Denver shows economic improvement
For many Americans, choosing the right metro to move to largely comes down to economics. People strive to live in places that successfully balance affordability, prosperity and cultural amenities. Professionals looking to move to a positive job market can check out real estate in Denver, as the metro’s economy has steadily improved throughout the year.
According to a recent Colorado Department of Labor and Employment report, about 2,000 payroll jobs were added in the state in May 2012. The gains were in the private sector, and largely comprised of positions in the financial and leisure and hospitality industries.
Consequently, more jobs are on their way to the greater Denver area. Mrs. Fields Famous Brands is moving the organization’s headquarters from Salt Lake City to Broomfield, reports the Broomfield Enterprise. This cookie retailer has over 390 U.S. locations, and its new headquarters are less than 20 miles north of Denver and can be quickly reached by traveling on Interstate 25.
The organization has leased a 9,600 square foot office located at 8001 Arista Place on the sixth floor, states the source.
"The Broomfield area supports a business environment that is rich in franchising, brand development and fast-casual and (quick-service restaurant) support infrastructure," Mrs. Fields CEO Tim Casey said in a statement, according to the news source. "Many casual/quick-service companies were launched from and are based in the area, making it an ideal environment for idea sharing."
The introduction of new business in the greater Denver area may bring more career opportunities to residents, and positively impact the local economy.
In addition to the improvements in the job market, the real estate industry is getting stronger. According to ALTOSResearch, the median price for a single family home in Denver was $253,950 as of June 10, 2012. This is up from approximately $250,000 on May 1, 2012. Meanwhile, the median price paid per square foot for these properties was $130.
The length of time a Denver property remains on the market before being sold is decreasing. As of June 10, 2012, the average property sold after an average of 138 days on the market.

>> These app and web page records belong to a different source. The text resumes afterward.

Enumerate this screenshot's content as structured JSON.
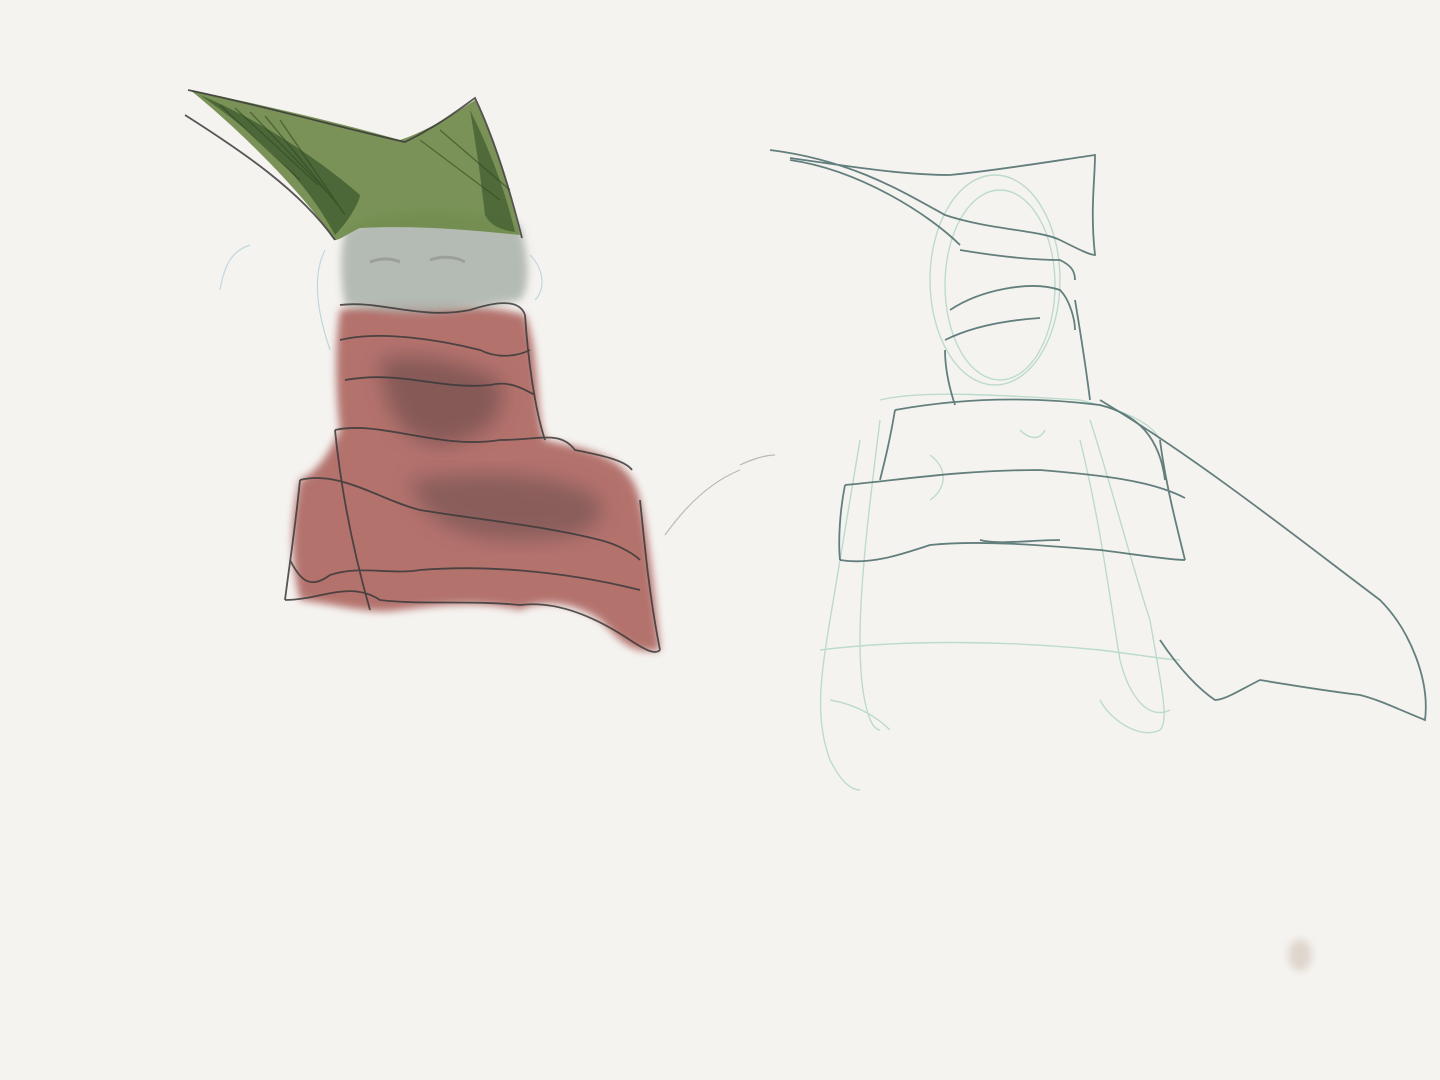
{
  "canvas": {
    "background": "#f5f3f0",
    "description_items": [
      "painted-figure",
      "outline-sketch"
    ]
  },
  "colors": {
    "hat_green": "#6f8a4a",
    "hat_dark": "#3f5a2e",
    "face_gray": "#b8beb6",
    "scarf_red": "#a2504a",
    "scarf_shadow": "#6b4a4a",
    "line_dark": "#3a3a3a",
    "sketch_green": "#a9d3c1",
    "sketch_dark": "#4a6b6a",
    "smudge": "#d9cfc4"
  }
}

"The resale market is running a close second as tightening inventory is quickly shifting leverage from buyers to sellers, which will help to further stabilize prices in Denver. It’s hard not to be optimistic about the future after what the industry has just come through," said John Covert, director of Metrostudy’s Colorado division, in a press release.